*** Opening of RECORDS FOR PROCESSING ***

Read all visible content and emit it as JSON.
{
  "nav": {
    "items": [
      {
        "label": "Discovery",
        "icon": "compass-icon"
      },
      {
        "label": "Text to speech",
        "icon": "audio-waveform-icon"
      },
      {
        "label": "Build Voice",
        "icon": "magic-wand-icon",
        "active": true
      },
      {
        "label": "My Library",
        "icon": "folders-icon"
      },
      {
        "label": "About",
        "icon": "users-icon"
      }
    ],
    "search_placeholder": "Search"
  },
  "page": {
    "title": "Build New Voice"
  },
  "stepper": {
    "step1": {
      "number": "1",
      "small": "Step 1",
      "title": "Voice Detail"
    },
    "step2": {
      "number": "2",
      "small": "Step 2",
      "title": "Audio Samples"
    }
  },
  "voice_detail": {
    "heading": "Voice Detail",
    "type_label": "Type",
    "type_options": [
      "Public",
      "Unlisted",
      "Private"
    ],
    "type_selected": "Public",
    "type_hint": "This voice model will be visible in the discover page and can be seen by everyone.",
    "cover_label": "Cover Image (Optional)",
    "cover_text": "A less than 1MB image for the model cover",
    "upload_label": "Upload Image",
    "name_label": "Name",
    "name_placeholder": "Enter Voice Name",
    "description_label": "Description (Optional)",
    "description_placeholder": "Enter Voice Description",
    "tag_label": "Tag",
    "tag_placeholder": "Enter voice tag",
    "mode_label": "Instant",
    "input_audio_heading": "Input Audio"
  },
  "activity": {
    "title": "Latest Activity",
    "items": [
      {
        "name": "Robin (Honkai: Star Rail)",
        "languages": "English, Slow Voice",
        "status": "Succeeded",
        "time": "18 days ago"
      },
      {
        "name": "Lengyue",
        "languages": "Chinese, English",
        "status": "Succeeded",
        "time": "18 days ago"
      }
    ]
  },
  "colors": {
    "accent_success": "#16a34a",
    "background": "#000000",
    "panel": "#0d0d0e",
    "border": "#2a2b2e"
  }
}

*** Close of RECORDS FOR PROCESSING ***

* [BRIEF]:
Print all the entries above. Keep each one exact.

* [RESPONSE TO THIS TASK]:
Read all visible content and emit it as JSON.
{
  "nav": {
    "items": [
      {
        "label": "Discovery",
        "icon": "compass-icon"
      },
      {
        "label": "Text to speech",
        "icon": "audio-waveform-icon"
      },
      {
        "label": "Build Voice",
        "icon": "magic-wand-icon",
        "active": true
      },
      {
        "label": "My Library",
        "icon": "folders-icon"
      },
      {
        "label": "About",
        "icon": "users-icon"
      }
    ],
    "search_placeholder": "Search"
  },
  "page": {
    "title": "Build New Voice"
  },
  "stepper": {
    "step1": {
      "number": "1",
      "small": "Step 1",
      "title": "Voice Detail"
    },
    "step2": {
      "number": "2",
      "small": "Step 2",
      "title": "Audio Samples"
    }
  },
  "voice_detail": {
    "heading": "Voice Detail",
    "type_label": "Type",
    "type_options": [
      "Public",
      "Unlisted",
      "Private"
    ],
    "type_selected": "Public",
    "type_hint": "This voice model will be visible in the discover page and can be seen by everyone.",
    "cover_label": "Cover Image (Optional)",
    "cover_text": "A less than 1MB image for the model cover",
    "upload_label": "Upload Image",
    "name_label": "Name",
    "name_placeholder": "Enter Voice Name",
    "description_label": "Description (Optional)",
    "description_placeholder": "Enter Voice Description",
    "tag_label": "Tag",
    "tag_placeholder": "Enter voice tag",
    "mode_label": "Instant",
    "input_audio_heading": "Input Audio"
  },
  "activity": {
    "title": "Latest Activity",
    "items": [
      {
        "name": "Robin (Honkai: Star Rail)",
        "languages": "English, Slow Voice",
        "status": "Succeeded",
        "time": "18 days ago"
      },
      {
        "name": "Lengyue",
        "languages": "Chinese, English",
        "status": "Succeeded",
        "time": "18 days ago"
      }
    ]
  },
  "colors": {
    "accent_success": "#16a34a",
    "background": "#000000",
    "panel": "#0d0d0e",
    "border": "#2a2b2e"
  }
}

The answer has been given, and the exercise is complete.